For many people living with depression, treatment involves a combination of psychologist-led therapy and prescribed medications to manage symptoms.
However, for an increasing cohort of people with Treatment-Resistant Major Depressive Disorder, the path to better mental health isn’t so clear.
Swinburne has signed a $5 million clinical trial research agreement with Woke Pharmaceuticals to embark on Australia’s biggest research trial examining the promise of the active ingredient in psychedelic mushrooms, called ‘psilocybin’, in tackling treatment-resistant depression.
The idea of treating depression with magic mushrooms is considered controversial by some, but lead researcher Professor Susan Rossell says psychedelics have been shown to provide long-term durable benefit in a multitude of psychiatric disorders.
“Psychedelics could transform the landscape of treatments for many psychiatric disorders, including major depression,” Professor Rossell says.
“The initial positive findings from the literature need to be pursued with large real-world trials, like the one we are conducting. Exploring the effectiveness of two or three dosing sessions will provide critical data on the sustainability of benefit and effective real-world treatment regimens of psilocybin-assisted psychotherapy for those with treatment-resistant depression.
“I am excited to be leading this trial. We have the opportunity to make a substantial difference and for Australia to lead the way in psychedelics research.”
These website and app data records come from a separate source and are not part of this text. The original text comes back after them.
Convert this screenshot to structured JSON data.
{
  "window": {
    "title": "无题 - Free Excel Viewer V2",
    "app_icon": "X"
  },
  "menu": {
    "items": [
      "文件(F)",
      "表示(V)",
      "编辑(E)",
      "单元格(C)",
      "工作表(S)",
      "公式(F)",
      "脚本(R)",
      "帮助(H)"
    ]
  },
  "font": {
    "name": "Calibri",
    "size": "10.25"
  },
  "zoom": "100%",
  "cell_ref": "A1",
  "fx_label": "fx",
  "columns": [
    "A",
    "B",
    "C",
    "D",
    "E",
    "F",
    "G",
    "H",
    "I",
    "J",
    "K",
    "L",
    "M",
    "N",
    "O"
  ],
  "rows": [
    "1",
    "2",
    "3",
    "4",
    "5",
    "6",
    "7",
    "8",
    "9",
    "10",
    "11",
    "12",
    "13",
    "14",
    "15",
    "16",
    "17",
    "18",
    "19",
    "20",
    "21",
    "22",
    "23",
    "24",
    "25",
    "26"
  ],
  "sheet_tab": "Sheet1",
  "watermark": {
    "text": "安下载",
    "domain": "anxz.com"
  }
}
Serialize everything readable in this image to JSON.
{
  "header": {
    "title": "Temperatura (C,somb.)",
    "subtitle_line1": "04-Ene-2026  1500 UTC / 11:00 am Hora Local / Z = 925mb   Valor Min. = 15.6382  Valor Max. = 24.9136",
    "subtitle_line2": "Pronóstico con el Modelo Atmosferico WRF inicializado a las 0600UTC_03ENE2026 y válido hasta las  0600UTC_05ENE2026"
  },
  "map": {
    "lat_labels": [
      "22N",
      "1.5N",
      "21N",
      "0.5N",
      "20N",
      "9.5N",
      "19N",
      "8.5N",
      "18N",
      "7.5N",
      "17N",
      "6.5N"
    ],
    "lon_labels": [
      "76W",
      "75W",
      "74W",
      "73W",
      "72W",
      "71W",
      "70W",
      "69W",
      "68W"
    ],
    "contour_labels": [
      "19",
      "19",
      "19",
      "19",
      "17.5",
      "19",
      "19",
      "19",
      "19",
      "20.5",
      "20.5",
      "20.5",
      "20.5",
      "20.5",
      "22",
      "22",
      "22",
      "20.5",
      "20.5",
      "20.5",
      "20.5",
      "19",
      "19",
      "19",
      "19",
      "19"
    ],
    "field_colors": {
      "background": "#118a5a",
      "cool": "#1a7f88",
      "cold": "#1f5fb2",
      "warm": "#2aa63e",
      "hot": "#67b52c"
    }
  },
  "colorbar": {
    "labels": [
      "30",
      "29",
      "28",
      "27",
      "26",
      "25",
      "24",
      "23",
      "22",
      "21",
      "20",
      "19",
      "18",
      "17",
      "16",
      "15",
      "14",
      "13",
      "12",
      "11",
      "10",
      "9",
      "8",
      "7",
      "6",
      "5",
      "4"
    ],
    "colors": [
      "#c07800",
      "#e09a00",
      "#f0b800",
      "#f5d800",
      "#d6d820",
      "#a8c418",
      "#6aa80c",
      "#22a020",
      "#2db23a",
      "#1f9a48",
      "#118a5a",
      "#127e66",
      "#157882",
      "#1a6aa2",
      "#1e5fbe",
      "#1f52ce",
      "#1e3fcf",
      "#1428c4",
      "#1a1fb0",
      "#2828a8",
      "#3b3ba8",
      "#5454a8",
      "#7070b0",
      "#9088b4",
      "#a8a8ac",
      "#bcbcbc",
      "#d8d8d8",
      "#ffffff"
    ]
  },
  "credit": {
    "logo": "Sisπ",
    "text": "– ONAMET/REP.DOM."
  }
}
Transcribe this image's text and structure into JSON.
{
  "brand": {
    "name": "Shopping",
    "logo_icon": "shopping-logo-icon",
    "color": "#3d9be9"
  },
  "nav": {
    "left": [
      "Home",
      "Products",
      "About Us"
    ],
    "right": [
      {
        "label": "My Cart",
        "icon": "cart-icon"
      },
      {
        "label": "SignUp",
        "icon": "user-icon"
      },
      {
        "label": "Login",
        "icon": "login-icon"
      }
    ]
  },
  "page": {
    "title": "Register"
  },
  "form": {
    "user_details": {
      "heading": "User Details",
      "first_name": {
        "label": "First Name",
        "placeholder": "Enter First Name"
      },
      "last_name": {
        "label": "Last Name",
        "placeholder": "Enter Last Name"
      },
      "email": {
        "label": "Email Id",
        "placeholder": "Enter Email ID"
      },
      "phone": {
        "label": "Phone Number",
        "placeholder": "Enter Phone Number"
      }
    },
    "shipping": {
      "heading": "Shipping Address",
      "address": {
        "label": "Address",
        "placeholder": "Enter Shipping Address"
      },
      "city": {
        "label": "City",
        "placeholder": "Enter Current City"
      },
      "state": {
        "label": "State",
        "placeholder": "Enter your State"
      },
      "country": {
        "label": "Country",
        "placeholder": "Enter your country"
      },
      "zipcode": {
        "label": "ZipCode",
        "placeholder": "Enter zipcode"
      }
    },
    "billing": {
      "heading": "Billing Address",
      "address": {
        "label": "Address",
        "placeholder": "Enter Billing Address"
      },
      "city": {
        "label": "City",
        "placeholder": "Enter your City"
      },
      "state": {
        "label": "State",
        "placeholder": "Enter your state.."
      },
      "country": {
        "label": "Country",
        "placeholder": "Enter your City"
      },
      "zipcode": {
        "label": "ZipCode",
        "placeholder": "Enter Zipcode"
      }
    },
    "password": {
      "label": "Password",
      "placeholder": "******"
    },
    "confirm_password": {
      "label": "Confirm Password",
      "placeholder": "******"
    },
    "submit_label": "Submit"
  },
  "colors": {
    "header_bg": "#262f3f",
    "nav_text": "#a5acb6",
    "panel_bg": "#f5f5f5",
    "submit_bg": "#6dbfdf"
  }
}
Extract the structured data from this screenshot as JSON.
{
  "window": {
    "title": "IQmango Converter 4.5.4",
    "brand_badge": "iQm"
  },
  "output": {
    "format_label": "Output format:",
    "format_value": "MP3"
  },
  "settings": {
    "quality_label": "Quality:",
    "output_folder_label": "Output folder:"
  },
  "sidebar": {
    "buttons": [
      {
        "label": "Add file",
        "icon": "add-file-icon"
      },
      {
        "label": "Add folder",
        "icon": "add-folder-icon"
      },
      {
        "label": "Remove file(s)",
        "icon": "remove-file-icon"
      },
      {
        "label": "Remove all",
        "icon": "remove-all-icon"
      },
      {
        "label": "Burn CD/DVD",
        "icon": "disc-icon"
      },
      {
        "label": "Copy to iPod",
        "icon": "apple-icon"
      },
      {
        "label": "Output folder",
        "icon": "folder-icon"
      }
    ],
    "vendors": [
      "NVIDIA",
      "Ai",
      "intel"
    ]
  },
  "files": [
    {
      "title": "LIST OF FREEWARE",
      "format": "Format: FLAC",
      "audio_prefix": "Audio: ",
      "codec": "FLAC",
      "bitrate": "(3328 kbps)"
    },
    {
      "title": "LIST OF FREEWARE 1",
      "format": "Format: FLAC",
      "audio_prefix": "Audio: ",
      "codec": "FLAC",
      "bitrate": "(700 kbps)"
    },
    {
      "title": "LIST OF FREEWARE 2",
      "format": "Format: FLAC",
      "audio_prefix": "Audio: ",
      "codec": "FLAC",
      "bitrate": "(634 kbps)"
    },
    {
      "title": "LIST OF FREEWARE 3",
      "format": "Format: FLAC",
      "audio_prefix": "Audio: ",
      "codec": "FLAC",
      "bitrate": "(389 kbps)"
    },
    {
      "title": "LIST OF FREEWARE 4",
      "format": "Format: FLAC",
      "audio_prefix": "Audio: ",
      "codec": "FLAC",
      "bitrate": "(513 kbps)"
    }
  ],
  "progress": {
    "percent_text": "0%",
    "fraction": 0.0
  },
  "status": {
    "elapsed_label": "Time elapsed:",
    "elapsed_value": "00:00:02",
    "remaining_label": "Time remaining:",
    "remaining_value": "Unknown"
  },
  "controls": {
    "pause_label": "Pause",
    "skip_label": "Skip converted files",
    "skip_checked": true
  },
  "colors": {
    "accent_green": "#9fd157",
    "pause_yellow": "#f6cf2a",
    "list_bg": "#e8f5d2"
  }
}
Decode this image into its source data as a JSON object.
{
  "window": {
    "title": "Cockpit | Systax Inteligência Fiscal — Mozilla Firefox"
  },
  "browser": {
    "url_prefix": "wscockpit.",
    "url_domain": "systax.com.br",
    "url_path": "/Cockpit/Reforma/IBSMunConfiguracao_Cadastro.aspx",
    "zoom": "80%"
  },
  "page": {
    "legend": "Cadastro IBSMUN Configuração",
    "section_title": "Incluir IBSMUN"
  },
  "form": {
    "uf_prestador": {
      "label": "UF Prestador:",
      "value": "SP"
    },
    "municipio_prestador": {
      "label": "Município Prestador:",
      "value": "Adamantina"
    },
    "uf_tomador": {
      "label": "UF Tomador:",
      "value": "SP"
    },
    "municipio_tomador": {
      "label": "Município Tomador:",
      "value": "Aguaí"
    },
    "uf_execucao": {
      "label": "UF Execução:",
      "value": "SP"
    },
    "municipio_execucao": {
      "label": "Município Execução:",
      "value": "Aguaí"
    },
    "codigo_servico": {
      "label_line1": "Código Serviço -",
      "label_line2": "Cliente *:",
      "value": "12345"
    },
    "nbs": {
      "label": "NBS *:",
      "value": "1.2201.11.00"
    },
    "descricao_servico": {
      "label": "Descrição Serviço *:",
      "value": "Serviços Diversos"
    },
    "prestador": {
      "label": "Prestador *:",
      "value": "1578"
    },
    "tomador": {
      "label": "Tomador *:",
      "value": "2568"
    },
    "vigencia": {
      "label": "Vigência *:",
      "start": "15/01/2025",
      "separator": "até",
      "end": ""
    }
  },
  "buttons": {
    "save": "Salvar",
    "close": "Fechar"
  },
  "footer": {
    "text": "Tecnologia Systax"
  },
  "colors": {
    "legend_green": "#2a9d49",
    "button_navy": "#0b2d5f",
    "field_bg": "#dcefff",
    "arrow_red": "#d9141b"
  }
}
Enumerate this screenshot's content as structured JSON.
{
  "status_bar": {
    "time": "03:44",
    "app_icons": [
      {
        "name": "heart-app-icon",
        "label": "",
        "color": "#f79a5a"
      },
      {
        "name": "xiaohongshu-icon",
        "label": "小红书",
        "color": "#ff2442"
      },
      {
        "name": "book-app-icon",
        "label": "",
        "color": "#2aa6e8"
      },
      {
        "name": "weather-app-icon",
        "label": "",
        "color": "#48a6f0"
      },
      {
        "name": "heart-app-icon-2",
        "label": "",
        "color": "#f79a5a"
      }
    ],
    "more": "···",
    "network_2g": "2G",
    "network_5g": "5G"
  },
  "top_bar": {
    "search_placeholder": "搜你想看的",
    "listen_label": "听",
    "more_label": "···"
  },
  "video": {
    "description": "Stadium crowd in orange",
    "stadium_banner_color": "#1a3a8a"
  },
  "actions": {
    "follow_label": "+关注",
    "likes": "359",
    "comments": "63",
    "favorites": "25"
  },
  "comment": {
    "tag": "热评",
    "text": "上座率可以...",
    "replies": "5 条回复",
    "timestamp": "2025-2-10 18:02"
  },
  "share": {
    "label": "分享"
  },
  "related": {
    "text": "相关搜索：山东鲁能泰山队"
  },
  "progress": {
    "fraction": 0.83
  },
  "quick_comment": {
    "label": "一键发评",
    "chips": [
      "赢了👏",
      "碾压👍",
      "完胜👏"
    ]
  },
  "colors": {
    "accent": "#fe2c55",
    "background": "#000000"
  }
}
Approximately 160 patients will participate in a randomised controlled trial of either two or three doses of psilocybin-assisted psychotherapy versus a placebo. The psilocybin drug candidate, WP002, is formulated as a rapid release tablet by Woke Pharmaceuticals.
The primary outcome will be measured with the industry standard MADRS Depression Rating Scale behaviour. Secondary measures of wellness, quality of life, and health economic assessments will also be conducted.
Commencing enrolment in mid-2023, Woke Pharmaceuticals’ funding and provision of clinical material will enable Swinburne to collaborate with Monash University and University of Tasmania to help Australians suffering with depression who are not treated effectively with existing medications.
Swinburne’s Deputy Vice-Chancellor Research, Professor Karen Hapgood, says the research reflects the university’s commitment to innovative research that improves health outcomes.
“From advanced neuroimaging to developing innovative treatments, Swinburne has world-leading expertise and experience in mental health and brain science that is helping make a difference in the lives of many people.
Professor Rossell’s trial will continue to advance our understanding of how to support those living with Treatment-Resistant Major Depressive Disorder to live the best life that they can.”
CEO and Director of Woke Pharmaceuticals, Nick Woolf, says they are delighted to support this ground-breaking clinical trial of their WP002 psilocybin drug candidate.
“This trial will inform the further development and potential registration of WP002 psilocybin-assisted psychotherapy as an effective treatment approach for patients living with this debilitating condition. In addition, the trial will investigate the potential economic benefits to the healthcare system and society from durable remission of depression.”
For more information about the research trial, please email firstname.lastname@example.org.